https://newfocusrecordings.bandcamp.com/album/for-a-pe-ri-od-ic

https://www.wandelweiser.de/

Daniel Barbiero

AMN Reviews: Osvaldo Coluccino – Interni [Kairos 0015062KAI]

Before he began writing music as a mature composer, Osvaldo Coluccino (b. 1963) was a literary artist. Although he had studied composition and classical guitar, had performed in concert halls in his teens and had begun to compose in 1979, from the end of the 1980s to the early 2000s Coluccino was mainly engaged in writing: poetry, drama and prose. Poetry in particular demands an ear for words as sonorous objects as well as a grasp of language as potentially an instrument of condensed meaning—of saying much with little. And while Coluccino may consider his work with poetry and with composition to occupy two separate and largely unconnected spheres, it does seem that both of those qualities of poetry—sonority and economy of expression—carry over into his compositions.

This is especially true of Interni, a 2017-2018 series of five solo compositions for various flutes and one for flute and electronics. As he did with earlier works, like the Emblema series for small chamber ensembles and Atto, which was composed for objects rather than musical instruments, Coluccino with Interni makes music focused on the quiet details of sound production and color.

From the opening notes of Primo interno for C flute, Coluccino’s sensibility reveals itself. In as pure an example of klangfarbenmelodie as one could want, Coluccino calls for each of the first four notes—all of them a G—to be played with different extended techniques, yielding a melody consisting of a sequence of changing timbres over constant pitch. As with the first Interno, so with the rest: the entire series stands as a kind of encyclopedia of extended flute techniques. These include key clicks, whistles, palate snaps, tongue rams, air pizzicato, multiphonics, harmonics and more. Coluccino draws attention to the specific characteristics of his sonorities by separating them with palpable rests; these islands of sound then function as brief meditations on sound in its qualitative dimension.

Interno sesto for contrabass flute, bass flute and electronics maintains the consistency of the preceding Interni by couching complex timbres at relatively low dynamics.
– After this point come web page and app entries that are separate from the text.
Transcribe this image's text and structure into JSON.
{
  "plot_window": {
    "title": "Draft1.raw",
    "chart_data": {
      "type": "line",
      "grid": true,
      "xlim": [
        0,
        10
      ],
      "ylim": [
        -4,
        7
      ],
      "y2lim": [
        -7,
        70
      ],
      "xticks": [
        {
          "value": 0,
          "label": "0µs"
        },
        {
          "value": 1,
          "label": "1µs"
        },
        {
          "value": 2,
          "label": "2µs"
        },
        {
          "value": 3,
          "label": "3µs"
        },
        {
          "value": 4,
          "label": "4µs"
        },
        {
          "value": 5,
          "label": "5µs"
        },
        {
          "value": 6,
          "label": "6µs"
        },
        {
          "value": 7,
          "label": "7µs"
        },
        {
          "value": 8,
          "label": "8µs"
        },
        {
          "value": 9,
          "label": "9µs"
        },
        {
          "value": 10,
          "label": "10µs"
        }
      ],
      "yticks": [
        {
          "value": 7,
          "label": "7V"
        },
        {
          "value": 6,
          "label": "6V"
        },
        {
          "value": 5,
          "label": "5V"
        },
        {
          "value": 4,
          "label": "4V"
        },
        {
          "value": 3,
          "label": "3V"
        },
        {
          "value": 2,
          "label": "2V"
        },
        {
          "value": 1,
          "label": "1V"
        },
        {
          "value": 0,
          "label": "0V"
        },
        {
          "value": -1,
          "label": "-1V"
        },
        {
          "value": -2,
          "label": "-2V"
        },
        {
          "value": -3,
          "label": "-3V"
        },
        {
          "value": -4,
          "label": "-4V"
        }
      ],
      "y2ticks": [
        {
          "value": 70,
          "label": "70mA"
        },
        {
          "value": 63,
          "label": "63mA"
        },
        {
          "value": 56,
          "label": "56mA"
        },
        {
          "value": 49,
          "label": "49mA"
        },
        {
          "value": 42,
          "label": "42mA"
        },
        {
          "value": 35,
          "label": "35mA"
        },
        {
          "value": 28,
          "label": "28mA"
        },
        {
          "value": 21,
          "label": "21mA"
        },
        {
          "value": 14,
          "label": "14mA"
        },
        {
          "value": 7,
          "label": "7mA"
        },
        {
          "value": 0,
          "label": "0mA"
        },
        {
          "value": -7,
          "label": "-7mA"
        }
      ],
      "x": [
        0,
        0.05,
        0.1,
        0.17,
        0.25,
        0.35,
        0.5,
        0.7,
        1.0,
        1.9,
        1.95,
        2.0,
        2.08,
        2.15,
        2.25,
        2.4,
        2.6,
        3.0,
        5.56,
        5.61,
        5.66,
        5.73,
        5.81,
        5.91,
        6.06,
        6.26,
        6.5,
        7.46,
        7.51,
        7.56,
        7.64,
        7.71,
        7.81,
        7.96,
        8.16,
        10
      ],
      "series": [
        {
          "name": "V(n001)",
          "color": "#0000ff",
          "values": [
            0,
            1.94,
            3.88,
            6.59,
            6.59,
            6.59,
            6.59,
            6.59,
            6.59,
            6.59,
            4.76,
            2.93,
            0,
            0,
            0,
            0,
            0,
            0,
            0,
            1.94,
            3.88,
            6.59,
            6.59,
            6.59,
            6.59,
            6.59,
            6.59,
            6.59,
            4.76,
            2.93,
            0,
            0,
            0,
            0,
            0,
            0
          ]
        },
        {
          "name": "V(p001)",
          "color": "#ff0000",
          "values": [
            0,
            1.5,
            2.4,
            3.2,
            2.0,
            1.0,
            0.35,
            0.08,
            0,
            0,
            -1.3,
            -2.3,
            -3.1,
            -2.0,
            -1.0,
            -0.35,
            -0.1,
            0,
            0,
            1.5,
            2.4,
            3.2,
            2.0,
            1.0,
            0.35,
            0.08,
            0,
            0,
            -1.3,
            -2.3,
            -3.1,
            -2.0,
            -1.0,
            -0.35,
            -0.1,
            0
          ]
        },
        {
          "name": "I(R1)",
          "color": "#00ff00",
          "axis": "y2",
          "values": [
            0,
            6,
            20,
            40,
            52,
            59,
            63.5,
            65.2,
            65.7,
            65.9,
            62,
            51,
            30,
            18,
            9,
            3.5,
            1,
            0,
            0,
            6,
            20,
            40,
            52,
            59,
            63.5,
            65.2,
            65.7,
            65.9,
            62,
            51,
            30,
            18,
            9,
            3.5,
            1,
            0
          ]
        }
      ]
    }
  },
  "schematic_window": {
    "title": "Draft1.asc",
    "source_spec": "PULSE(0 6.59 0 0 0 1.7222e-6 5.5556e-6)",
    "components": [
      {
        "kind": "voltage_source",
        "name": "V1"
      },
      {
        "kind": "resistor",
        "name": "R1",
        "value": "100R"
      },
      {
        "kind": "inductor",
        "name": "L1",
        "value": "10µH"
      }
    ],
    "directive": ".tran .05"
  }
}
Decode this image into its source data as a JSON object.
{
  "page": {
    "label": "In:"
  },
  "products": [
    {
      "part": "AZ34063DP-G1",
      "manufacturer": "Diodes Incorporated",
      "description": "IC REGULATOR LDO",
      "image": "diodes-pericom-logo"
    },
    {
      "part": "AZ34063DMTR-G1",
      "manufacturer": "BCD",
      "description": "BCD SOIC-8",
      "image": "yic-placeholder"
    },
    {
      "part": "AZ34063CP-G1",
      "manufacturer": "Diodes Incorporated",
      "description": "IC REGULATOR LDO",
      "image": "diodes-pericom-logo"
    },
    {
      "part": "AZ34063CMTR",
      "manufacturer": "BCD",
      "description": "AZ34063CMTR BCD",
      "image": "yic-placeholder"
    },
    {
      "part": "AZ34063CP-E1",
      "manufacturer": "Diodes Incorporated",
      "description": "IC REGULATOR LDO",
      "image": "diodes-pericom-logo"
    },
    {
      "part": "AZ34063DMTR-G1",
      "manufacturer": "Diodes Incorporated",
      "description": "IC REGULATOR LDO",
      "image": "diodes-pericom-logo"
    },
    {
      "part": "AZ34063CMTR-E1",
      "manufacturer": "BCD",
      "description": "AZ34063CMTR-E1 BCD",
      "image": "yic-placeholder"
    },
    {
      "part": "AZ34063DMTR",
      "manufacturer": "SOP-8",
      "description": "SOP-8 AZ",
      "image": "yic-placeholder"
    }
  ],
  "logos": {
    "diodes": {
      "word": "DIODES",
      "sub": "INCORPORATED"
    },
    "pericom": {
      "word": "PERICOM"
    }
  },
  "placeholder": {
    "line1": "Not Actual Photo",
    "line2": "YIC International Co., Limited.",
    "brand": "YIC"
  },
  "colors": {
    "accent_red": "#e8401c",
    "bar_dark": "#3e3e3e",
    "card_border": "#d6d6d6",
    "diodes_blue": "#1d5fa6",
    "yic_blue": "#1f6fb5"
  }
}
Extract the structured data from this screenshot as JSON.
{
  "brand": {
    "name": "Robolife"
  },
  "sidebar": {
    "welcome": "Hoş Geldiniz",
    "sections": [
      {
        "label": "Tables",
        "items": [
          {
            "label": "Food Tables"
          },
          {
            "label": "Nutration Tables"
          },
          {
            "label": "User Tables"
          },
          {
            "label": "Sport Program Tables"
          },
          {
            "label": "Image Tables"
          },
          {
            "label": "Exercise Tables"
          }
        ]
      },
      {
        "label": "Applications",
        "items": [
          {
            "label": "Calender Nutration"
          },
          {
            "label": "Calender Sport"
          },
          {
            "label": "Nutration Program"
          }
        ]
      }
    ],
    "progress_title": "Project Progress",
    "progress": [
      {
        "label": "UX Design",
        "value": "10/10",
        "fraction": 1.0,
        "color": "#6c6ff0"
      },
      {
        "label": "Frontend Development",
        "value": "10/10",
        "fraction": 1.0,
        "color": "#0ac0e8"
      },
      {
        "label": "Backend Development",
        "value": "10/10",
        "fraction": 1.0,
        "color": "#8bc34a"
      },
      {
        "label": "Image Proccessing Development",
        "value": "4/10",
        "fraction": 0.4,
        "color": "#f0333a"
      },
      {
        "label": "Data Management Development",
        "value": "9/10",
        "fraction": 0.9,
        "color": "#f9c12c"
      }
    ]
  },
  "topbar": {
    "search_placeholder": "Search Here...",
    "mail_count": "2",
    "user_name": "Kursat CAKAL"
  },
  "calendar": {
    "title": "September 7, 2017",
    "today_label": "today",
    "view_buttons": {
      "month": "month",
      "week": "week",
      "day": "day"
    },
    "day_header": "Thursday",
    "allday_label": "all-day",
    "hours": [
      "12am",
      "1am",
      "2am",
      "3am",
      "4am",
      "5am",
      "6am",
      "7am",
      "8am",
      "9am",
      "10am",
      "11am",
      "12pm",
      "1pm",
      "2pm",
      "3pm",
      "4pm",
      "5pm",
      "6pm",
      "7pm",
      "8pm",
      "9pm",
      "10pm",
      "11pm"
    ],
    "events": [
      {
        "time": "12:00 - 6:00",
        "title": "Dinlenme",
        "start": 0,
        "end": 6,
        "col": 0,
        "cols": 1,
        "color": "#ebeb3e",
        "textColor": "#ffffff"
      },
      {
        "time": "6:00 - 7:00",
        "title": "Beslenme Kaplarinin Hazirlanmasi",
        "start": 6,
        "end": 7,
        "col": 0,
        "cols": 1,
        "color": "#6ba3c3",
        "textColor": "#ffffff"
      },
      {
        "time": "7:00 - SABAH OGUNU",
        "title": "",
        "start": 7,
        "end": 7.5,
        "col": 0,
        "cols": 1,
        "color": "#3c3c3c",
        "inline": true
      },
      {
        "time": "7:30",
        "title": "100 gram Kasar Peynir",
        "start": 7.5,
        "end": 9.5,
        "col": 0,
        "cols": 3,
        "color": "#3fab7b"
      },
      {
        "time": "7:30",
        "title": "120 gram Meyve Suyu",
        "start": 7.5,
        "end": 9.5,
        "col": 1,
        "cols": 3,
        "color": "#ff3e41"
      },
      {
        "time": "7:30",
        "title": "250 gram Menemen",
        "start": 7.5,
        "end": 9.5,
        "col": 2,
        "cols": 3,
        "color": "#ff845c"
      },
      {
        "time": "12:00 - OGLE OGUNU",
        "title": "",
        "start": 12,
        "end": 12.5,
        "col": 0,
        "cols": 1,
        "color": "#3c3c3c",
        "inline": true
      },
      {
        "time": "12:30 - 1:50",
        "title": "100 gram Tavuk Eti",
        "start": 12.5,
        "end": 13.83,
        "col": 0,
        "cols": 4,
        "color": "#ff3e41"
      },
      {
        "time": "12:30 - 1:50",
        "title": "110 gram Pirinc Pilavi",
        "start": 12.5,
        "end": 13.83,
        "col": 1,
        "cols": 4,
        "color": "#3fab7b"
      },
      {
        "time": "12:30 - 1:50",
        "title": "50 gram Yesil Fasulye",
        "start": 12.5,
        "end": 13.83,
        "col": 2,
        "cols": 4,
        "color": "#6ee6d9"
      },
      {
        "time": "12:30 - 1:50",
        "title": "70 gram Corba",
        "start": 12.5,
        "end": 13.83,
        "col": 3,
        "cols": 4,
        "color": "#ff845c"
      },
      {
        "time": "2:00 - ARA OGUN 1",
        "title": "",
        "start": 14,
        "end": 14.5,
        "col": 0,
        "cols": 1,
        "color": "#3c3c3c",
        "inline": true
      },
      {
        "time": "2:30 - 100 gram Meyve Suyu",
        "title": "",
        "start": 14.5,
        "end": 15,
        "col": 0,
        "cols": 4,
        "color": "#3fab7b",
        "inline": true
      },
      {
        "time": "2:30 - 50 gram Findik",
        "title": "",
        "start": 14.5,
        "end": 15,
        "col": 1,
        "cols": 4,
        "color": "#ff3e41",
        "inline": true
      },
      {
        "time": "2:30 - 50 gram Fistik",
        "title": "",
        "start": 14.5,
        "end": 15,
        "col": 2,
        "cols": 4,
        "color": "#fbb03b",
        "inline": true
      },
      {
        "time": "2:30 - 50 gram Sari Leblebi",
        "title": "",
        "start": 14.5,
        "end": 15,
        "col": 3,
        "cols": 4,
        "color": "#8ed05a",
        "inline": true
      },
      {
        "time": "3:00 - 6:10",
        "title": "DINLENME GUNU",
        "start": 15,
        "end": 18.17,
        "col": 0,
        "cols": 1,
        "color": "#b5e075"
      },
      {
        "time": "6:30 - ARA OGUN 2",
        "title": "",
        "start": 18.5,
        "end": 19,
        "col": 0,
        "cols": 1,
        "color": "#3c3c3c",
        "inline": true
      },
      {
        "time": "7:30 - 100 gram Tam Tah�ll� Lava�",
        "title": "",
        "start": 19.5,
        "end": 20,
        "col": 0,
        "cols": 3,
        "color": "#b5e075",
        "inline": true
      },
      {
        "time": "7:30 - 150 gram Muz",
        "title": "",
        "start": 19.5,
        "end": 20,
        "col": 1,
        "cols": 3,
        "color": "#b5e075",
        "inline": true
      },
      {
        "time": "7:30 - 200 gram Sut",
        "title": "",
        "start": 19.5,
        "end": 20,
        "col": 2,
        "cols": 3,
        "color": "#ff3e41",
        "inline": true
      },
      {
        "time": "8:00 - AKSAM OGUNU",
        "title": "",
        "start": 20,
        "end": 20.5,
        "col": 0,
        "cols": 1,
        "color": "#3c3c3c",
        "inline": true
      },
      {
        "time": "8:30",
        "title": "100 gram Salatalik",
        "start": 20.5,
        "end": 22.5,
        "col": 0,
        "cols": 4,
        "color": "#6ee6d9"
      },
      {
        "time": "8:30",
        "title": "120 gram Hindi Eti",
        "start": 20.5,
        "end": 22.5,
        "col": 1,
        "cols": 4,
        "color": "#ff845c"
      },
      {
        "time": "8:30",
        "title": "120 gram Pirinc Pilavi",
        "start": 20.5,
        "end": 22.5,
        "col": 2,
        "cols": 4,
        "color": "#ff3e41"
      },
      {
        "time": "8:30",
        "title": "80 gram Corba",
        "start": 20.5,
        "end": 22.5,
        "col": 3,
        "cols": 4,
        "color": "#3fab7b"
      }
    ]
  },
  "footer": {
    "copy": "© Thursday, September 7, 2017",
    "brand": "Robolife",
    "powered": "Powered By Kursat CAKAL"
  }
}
The electronics serve as a kind of background curtain of undefined noise and a screen on which the flutes can project their sounds.

This music requires a technically advanced performer with an ear attuned to nuance; Coluccino is thus fortunate to have these fine works realized by the Italian flute virtuoso Roberto Fabbriciani.

http://www.kairos-music.com

Daniel Barbiero